Strange Labour is a powerful meditation on the meaning of humanity in a universe that is indifferent to our extinction, and a provocative re-imagining of many of the tropes and clichés that have shaped the post-apocalyptic novel. Most people have deserted the cities and towns to work themselves to death in the construction of monumental earthworks. The only adults unaffected by this mysterious obsession are a dwindling population that live in the margins of a new society they cannot understand. Isolated, in an increasingly deserted landscape, living off the material remnants of the old order, trapped in antiquated habits and assumptions, they struggle to construct a meaningful life for themselves. Miranda, a young woman who travels across what had once been the West, meets Dave, who has peculiar theories about the apocalypse.

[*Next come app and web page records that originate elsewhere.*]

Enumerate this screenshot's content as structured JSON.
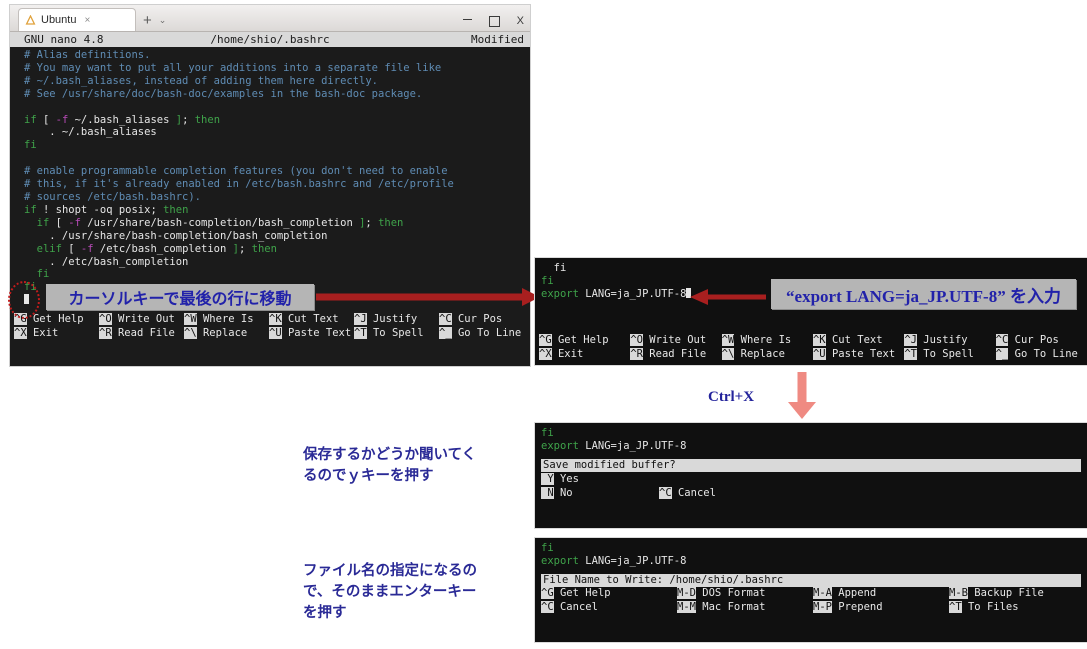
{
  "window": {
    "tab_title": "Ubuntu",
    "tab_close": "×",
    "newtab": "+",
    "chevron": "⌄",
    "close_label": "X",
    "app_icon": "ubuntu-logo"
  },
  "nano": {
    "version": "GNU nano 4.8",
    "filename": "/home/shio/.bashrc",
    "status": "Modified"
  },
  "editor_lines": [
    [
      {
        "t": "# Alias definitions.",
        "c": "cmt"
      }
    ],
    [
      {
        "t": "# You may want to put all your additions into a separate file like",
        "c": "cmt"
      }
    ],
    [
      {
        "t": "# ~/.bash_aliases, instead of adding them here directly.",
        "c": "cmt"
      }
    ],
    [
      {
        "t": "# See /usr/share/doc/bash-doc/examples in the bash-doc package.",
        "c": "cmt"
      }
    ],
    [
      {
        "t": "",
        "c": "pl"
      }
    ],
    [
      {
        "t": "if",
        "c": "kw"
      },
      {
        "t": " [ ",
        "c": "pl"
      },
      {
        "t": "-f",
        "c": "op"
      },
      {
        "t": " ~/.bash_aliases ",
        "c": "pl"
      },
      {
        "t": "]",
        "c": "kw"
      },
      {
        "t": "; ",
        "c": "pl"
      },
      {
        "t": "then",
        "c": "kw"
      }
    ],
    [
      {
        "t": "    . ~/.bash_aliases",
        "c": "pl"
      }
    ],
    [
      {
        "t": "fi",
        "c": "kw"
      }
    ],
    [
      {
        "t": "",
        "c": "pl"
      }
    ],
    [
      {
        "t": "# enable programmable completion features (you don't need to enable",
        "c": "cmt"
      }
    ],
    [
      {
        "t": "# this, if it's already enabled in /etc/bash.bashrc and /etc/profile",
        "c": "cmt"
      }
    ],
    [
      {
        "t": "# sources /etc/bash.bashrc).",
        "c": "cmt"
      }
    ],
    [
      {
        "t": "if",
        "c": "kw"
      },
      {
        "t": " ! shopt -oq posix",
        "c": "pl"
      },
      {
        "t": ";",
        "c": "pl"
      },
      {
        "t": " then",
        "c": "kw"
      }
    ],
    [
      {
        "t": "  ",
        "c": "pl"
      },
      {
        "t": "if",
        "c": "kw"
      },
      {
        "t": " [ ",
        "c": "pl"
      },
      {
        "t": "-f",
        "c": "op"
      },
      {
        "t": " /usr/share/bash-completion/bash_completion ",
        "c": "pl"
      },
      {
        "t": "]",
        "c": "kw"
      },
      {
        "t": "; ",
        "c": "pl"
      },
      {
        "t": "then",
        "c": "kw"
      }
    ],
    [
      {
        "t": "    . /usr/share/bash-completion/bash_completion",
        "c": "pl"
      }
    ],
    [
      {
        "t": "  ",
        "c": "pl"
      },
      {
        "t": "elif",
        "c": "kw"
      },
      {
        "t": " [ ",
        "c": "pl"
      },
      {
        "t": "-f",
        "c": "op"
      },
      {
        "t": " /etc/bash_completion ",
        "c": "pl"
      },
      {
        "t": "]",
        "c": "kw"
      },
      {
        "t": "; ",
        "c": "pl"
      },
      {
        "t": "then",
        "c": "kw"
      }
    ],
    [
      {
        "t": "    . /etc/bash_completion",
        "c": "pl"
      }
    ],
    [
      {
        "t": "  ",
        "c": "pl"
      },
      {
        "t": "fi",
        "c": "kw"
      }
    ],
    [
      {
        "t": "fi",
        "c": "kw"
      }
    ]
  ],
  "shortcut_bar": {
    "row1": [
      {
        "key": "^G",
        "label": "Get Help"
      },
      {
        "key": "^O",
        "label": "Write Out"
      },
      {
        "key": "^W",
        "label": "Where Is"
      },
      {
        "key": "^K",
        "label": "Cut Text"
      },
      {
        "key": "^J",
        "label": "Justify"
      },
      {
        "key": "^C",
        "label": "Cur Pos"
      }
    ],
    "row2": [
      {
        "key": "^X",
        "label": "Exit"
      },
      {
        "key": "^R",
        "label": "Read File"
      },
      {
        "key": "^\\",
        "label": "Replace"
      },
      {
        "key": "^U",
        "label": "Paste Text"
      },
      {
        "key": "^T",
        "label": "To Spell"
      },
      {
        "key": "^_",
        "label": "Go To Line"
      }
    ]
  },
  "panel2": {
    "line1": "  fi",
    "line2": "fi",
    "line3_cmd": "export",
    "line3_rest": " LANG=ja_JP.UTF-8"
  },
  "panel3": {
    "line1": "fi",
    "line2_cmd": "export",
    "line2_rest": " LANG=ja_JP.UTF-8",
    "prompt": "Save modified buffer?",
    "options": [
      {
        "key": " Y",
        "label": " Yes"
      },
      {
        "key": " N",
        "label": " No"
      },
      {
        "key": "^C",
        "label": " Cancel"
      }
    ]
  },
  "panel4": {
    "line1": "fi",
    "line2_cmd": "export",
    "line2_rest": " LANG=ja_JP.UTF-8",
    "prompt": "File Name to Write: /home/shio/.bashrc",
    "row1": [
      {
        "key": "^G",
        "label": "Get Help"
      },
      {
        "key": "M-D",
        "label": "DOS Format"
      },
      {
        "key": "M-A",
        "label": "Append"
      },
      {
        "key": "M-B",
        "label": "Backup File"
      }
    ],
    "row2": [
      {
        "key": "^C",
        "label": "Cancel"
      },
      {
        "key": "M-M",
        "label": "Mac Format"
      },
      {
        "key": "M-P",
        "label": "Prepend"
      },
      {
        "key": "^T",
        "label": "To Files"
      }
    ]
  },
  "annotations": {
    "step1": "カーソルキーで最後の行に移動",
    "step2": "“export LANG=ja_JP.UTF-8” を入力",
    "ctrlx": "Ctrl+X",
    "step3_line1": "保存するかどうか聞いてく",
    "step3_line2": "るのでｙキーを押す",
    "step4_line1": "ファイル名の指定になるの",
    "step4_line2": "で、そのままエンターキー",
    "step4_line3": "を押す"
  },
  "colors": {
    "annotation_text": "#2a2a96",
    "arrow_red": "#a81f1f",
    "arrow_salmon": "#ef8a82",
    "highlight_circle": "#c01c1c",
    "comment": "#5f8cb4",
    "keyword": "#3fa34a"
  }
}
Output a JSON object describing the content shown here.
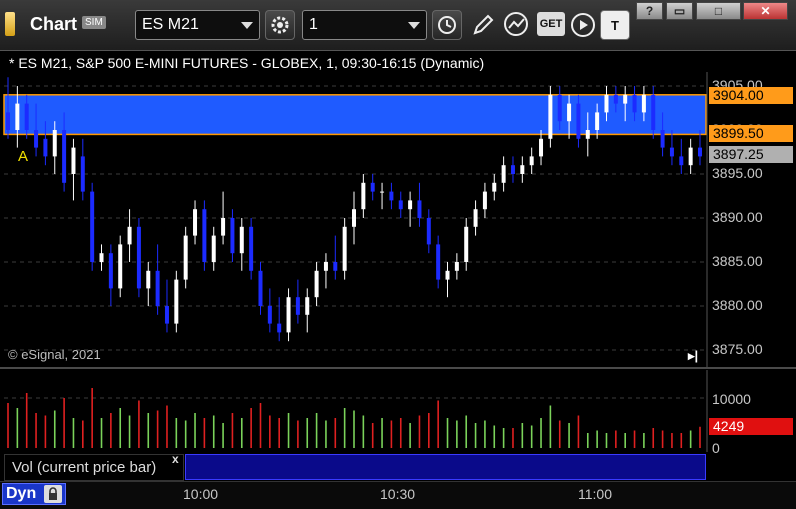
{
  "window": {
    "title": "Chart",
    "sim_badge": "SIM"
  },
  "toolbar": {
    "symbol": "ES M21",
    "interval": "1",
    "get_label": "GET",
    "icons": [
      "link-gear-icon",
      "clock-icon",
      "pencil-icon",
      "indicator-icon",
      "get-data-icon",
      "play-icon",
      "text-icon"
    ]
  },
  "window_controls": [
    "help",
    "restore",
    "maximize",
    "close"
  ],
  "chart": {
    "header": "* ES M21, S&P 500 E-MINI FUTURES - GLOBEX, 1, 09:30-16:15 (Dynamic)",
    "copyright": "© eSignal, 2021",
    "marker_label": "A",
    "price_ticks": [
      "3905.00",
      "3900.00",
      "3895.00",
      "3890.00",
      "3885.00",
      "3880.00",
      "3875.00"
    ],
    "zone": {
      "upper": "3904.00",
      "lower": "3899.50",
      "color": "#1f5bff",
      "border": "#ff9900"
    },
    "last_price": "3897.25",
    "colors": {
      "up": "#ffffff",
      "down": "#1c2bff",
      "vol_up": "#7bd35a",
      "vol_down": "#e02020"
    }
  },
  "volume_pane": {
    "title": "Vol (current price bar)",
    "ticks": [
      "10000",
      "0"
    ],
    "last_volume": "4249",
    "close_label": "x"
  },
  "time_axis": {
    "mode_label": "Dyn",
    "labels": [
      "10:00",
      "10:30",
      "11:00"
    ]
  },
  "chart_data": {
    "type": "candlestick",
    "ylim": [
      3874,
      3907
    ],
    "price_bars": [
      [
        3902,
        3906,
        3899,
        3900
      ],
      [
        3900,
        3905,
        3898,
        3903
      ],
      [
        3903,
        3904,
        3899,
        3900
      ],
      [
        3900,
        3903,
        3897,
        3898
      ],
      [
        3899,
        3901,
        3896,
        3897
      ],
      [
        3897,
        3901,
        3895,
        3900
      ],
      [
        3900,
        3902,
        3893,
        3894
      ],
      [
        3895,
        3899,
        3892,
        3898
      ],
      [
        3897,
        3899,
        3892,
        3893
      ],
      [
        3893,
        3894,
        3884,
        3885
      ],
      [
        3885,
        3887,
        3884,
        3886
      ],
      [
        3886,
        3887,
        3880,
        3882
      ],
      [
        3882,
        3888,
        3881,
        3887
      ],
      [
        3887,
        3891,
        3885,
        3889
      ],
      [
        3889,
        3890,
        3881,
        3882
      ],
      [
        3882,
        3885,
        3880,
        3884
      ],
      [
        3884,
        3887,
        3879,
        3880
      ],
      [
        3880,
        3883,
        3877,
        3878
      ],
      [
        3878,
        3884,
        3877,
        3883
      ],
      [
        3883,
        3889,
        3882,
        3888
      ],
      [
        3888,
        3892,
        3887,
        3891
      ],
      [
        3891,
        3892,
        3884,
        3885
      ],
      [
        3885,
        3889,
        3884,
        3888
      ],
      [
        3888,
        3893,
        3887,
        3890
      ],
      [
        3890,
        3891,
        3885,
        3886
      ],
      [
        3886,
        3890,
        3884,
        3889
      ],
      [
        3889,
        3890,
        3883,
        3884
      ],
      [
        3884,
        3885,
        3879,
        3880
      ],
      [
        3880,
        3882,
        3877,
        3878
      ],
      [
        3878,
        3881,
        3876,
        3877
      ],
      [
        3877,
        3882,
        3876,
        3881
      ],
      [
        3881,
        3883,
        3878,
        3879
      ],
      [
        3879,
        3882,
        3877,
        3881
      ],
      [
        3881,
        3885,
        3880,
        3884
      ],
      [
        3884,
        3886,
        3882,
        3885
      ],
      [
        3885,
        3888,
        3883,
        3884
      ],
      [
        3884,
        3890,
        3883,
        3889
      ],
      [
        3889,
        3893,
        3887,
        3891
      ],
      [
        3891,
        3895,
        3890,
        3894
      ],
      [
        3894,
        3895,
        3892,
        3893
      ],
      [
        3893,
        3894,
        3891,
        3893
      ],
      [
        3893,
        3894,
        3891,
        3892
      ],
      [
        3892,
        3893,
        3890,
        3891
      ],
      [
        3891,
        3893,
        3889,
        3892
      ],
      [
        3892,
        3894,
        3889,
        3890
      ],
      [
        3890,
        3891,
        3886,
        3887
      ],
      [
        3887,
        3888,
        3882,
        3883
      ],
      [
        3883,
        3885,
        3881,
        3884
      ],
      [
        3884,
        3886,
        3883,
        3885
      ],
      [
        3885,
        3890,
        3884,
        3889
      ],
      [
        3889,
        3892,
        3888,
        3891
      ],
      [
        3891,
        3894,
        3890,
        3893
      ],
      [
        3893,
        3895,
        3892,
        3894
      ],
      [
        3894,
        3897,
        3893,
        3896
      ],
      [
        3896,
        3897,
        3894,
        3895
      ],
      [
        3895,
        3897,
        3894,
        3896
      ],
      [
        3896,
        3898,
        3895,
        3897
      ],
      [
        3897,
        3900,
        3896,
        3899
      ],
      [
        3899,
        3905,
        3898,
        3904
      ],
      [
        3904,
        3905,
        3900,
        3901
      ],
      [
        3901,
        3904,
        3899,
        3903
      ],
      [
        3903,
        3904,
        3898,
        3899
      ],
      [
        3899,
        3902,
        3897,
        3900
      ],
      [
        3900,
        3903,
        3899,
        3902
      ],
      [
        3902,
        3905,
        3901,
        3904
      ],
      [
        3904,
        3905,
        3902,
        3903
      ],
      [
        3903,
        3905,
        3901,
        3904
      ],
      [
        3904,
        3905,
        3901,
        3902
      ],
      [
        3902,
        3905,
        3901,
        3904
      ],
      [
        3904,
        3905,
        3899,
        3900
      ],
      [
        3900,
        3902,
        3897,
        3898
      ],
      [
        3898,
        3900,
        3896,
        3897
      ],
      [
        3897,
        3899,
        3895,
        3896
      ],
      [
        3896,
        3899,
        3895,
        3898
      ],
      [
        3898,
        3900,
        3896,
        3897
      ]
    ],
    "volume": [
      9000,
      8000,
      11000,
      7000,
      6500,
      7500,
      10000,
      6000,
      5500,
      12000,
      6000,
      7000,
      8000,
      6500,
      9500,
      7000,
      7500,
      8500,
      6000,
      5500,
      7000,
      6000,
      6500,
      5000,
      7000,
      6000,
      8000,
      9000,
      6500,
      6000,
      7000,
      5500,
      6000,
      7000,
      5500,
      6000,
      8000,
      7500,
      6500,
      5000,
      6000,
      5500,
      6000,
      5000,
      6500,
      7000,
      9500,
      6000,
      5500,
      6500,
      5000,
      5500,
      4500,
      4000,
      4000,
      5000,
      4500,
      6000,
      8500,
      5500,
      5000,
      6500,
      3000,
      3500,
      3000,
      3500,
      3000,
      3500,
      3000,
      4000,
      3500,
      3000,
      3000,
      3500,
      4249
    ]
  }
}
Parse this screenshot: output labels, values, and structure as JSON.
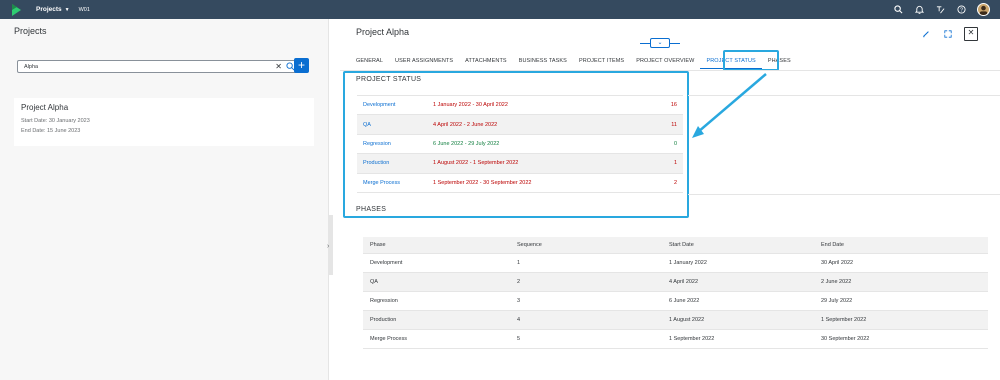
{
  "shell": {
    "app_title": "Projects",
    "system": "W01"
  },
  "left": {
    "title": "Projects",
    "search_value": "Alpha",
    "add_label": "+",
    "item": {
      "name": "Project Alpha",
      "start": "Start Date: 30 January 2023",
      "end": "End Date: 15 June 2023"
    }
  },
  "right": {
    "title": "Project Alpha",
    "tabs": [
      "GENERAL",
      "USER ASSIGNMENTS",
      "ATTACHMENTS",
      "BUSINESS TASKS",
      "PROJECT ITEMS",
      "PROJECT OVERVIEW",
      "PROJECT STATUS",
      "PHASES"
    ],
    "active_tab": "PROJECT STATUS",
    "status": {
      "title": "PROJECT STATUS",
      "rows": [
        {
          "phase": "Development",
          "range": "1 January 2022 - 30 April 2022",
          "count": "16",
          "status_color": "#bb0000"
        },
        {
          "phase": "QA",
          "range": "4 April 2022 - 2 June 2022",
          "count": "11",
          "status_color": "#bb0000"
        },
        {
          "phase": "Regression",
          "range": "6 June 2022 - 29 July 2022",
          "count": "0",
          "status_color": "#107e3e"
        },
        {
          "phase": "Production",
          "range": "1 August 2022 - 1 September 2022",
          "count": "1",
          "status_color": "#bb0000"
        },
        {
          "phase": "Merge Process",
          "range": "1 September 2022 - 30 September 2022",
          "count": "2",
          "status_color": "#bb0000"
        }
      ]
    },
    "phases": {
      "title": "PHASES",
      "headers": [
        "Phase",
        "Sequence",
        "Start Date",
        "End Date"
      ],
      "rows": [
        [
          "Development",
          "1",
          "1 January 2022",
          "30 April 2022"
        ],
        [
          "QA",
          "2",
          "4 April 2022",
          "2 June 2022"
        ],
        [
          "Regression",
          "3",
          "6 June 2022",
          "29 July 2022"
        ],
        [
          "Production",
          "4",
          "1 August 2022",
          "1 September 2022"
        ],
        [
          "Merge Process",
          "5",
          "1 September 2022",
          "30 September 2022"
        ]
      ]
    }
  },
  "colors": {
    "shell": "#354a5f",
    "accent": "#0a6ed1",
    "highlight": "#29a8df",
    "negative": "#bb0000",
    "positive": "#107e3e"
  },
  "icons": [
    "search-icon",
    "notifications-icon",
    "user-switch-icon",
    "help-icon",
    "edit-icon",
    "fullscreen-icon",
    "close-icon",
    "collapse-header-icon"
  ]
}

“A post-apocalyptic road novel with the gnomic quality of a parable, Strange Labour shimmers with a meaning just beyond reach.”
Sofia Samatar – author of A Stranger in Olondria and The Winged Histories, winner of the World Fantasy Award.
“What strange labour are care work and companionship, folklore-ing and child-rearing. How obliquely they appear in whatever it is we sometimes call SF. What is it that stops anyone from doing only this social work, only what needs to be done? Robert Penner’s wonderful novel brings this work front and centre. A woman wanders the desolate US, stays at a care home, meets a man and travels with him, they briefly stay at a commune of liberal aesthetes, then make their way to a camp named Big Echo. Miranda and Dave, Dave and Miranda, Dave delivering improvisational yarns, Miranda accruing eerie topographic patternings, Dave telling stories, Miranda telling stories. Digging, getting down, they try to avoid the overtly and not so overtly fascistic remnants of what was. Where does that get them? Miranda says to Dave, at one point, that “there is nothing post-apocalyptic about violent men getting what they want”. The problems, they are the same. There is nothing post-apocalyptic about this novel. And yet it devastates me.”
Robert Kiely - Poet-in-Residence at University of Surrey, Guilford, England.
“Penner proposes an original, quiet apocalypse of labour that resists comprehension; a great metaphor for our socioeconomic predicament. But also much more than that: a bleak, beautiful, even inspiring vision of humanity's future. In what feels like an echo of our post-post-world, human industry--and the mythology around it--is driven to absurdity. This is the evolution of humans into creatures defined by their labour: a new evolutionary directive, a novel organization of the human psyche. The origin story of a new species told from the perspective of those bound for extinction.
Brilliantly, it's the diggers, the non-violent turned, the meek plagued, who are organized and efficient. At least they're building something new. The rest, the survivors, are decaying, self-destructing, clinging uselessly to their ghosts. The novel bears quiet witness to the extinction of the bourgeoisie and the strange labour of an apocalyptic proletariat.”
Natalia Theodoridou - winner of the 2018 World Fantasy Award for Short Fiction, 2018 Nebula Award Finalist.
Robert Penner’s Strange Labour is a road novel of crystalline exuberance—populated by mindless diggers, resourceful scrabblers, evil drifters, and the heroic Miranda. In the majority are the diggers, eternally bulldozing vast earth-works: cryptic nests of grooves that fill valleys with fluid patterns. Might the diggers be an objective correlative for today’s info-tech workers? Individualists tend small farms or scavenge the deserted towns. Mad-Max-style bikers roam the landscape with dog-skulls on their handlebars. Resourceful Miranda has our sympathy throughout. Penner adorns his narrative with poetic evocations of this fallen world. A sample: “The sun did not so much rise above the scene, over the dark serration of the treetops, as it formed there, a growing intricacy of light, a concentration of heat and energy drawn up from the world around it, a vortex.” Strange Labour is a book to savour and to love.
Rudy Rucker, author of The Ware Tetralogy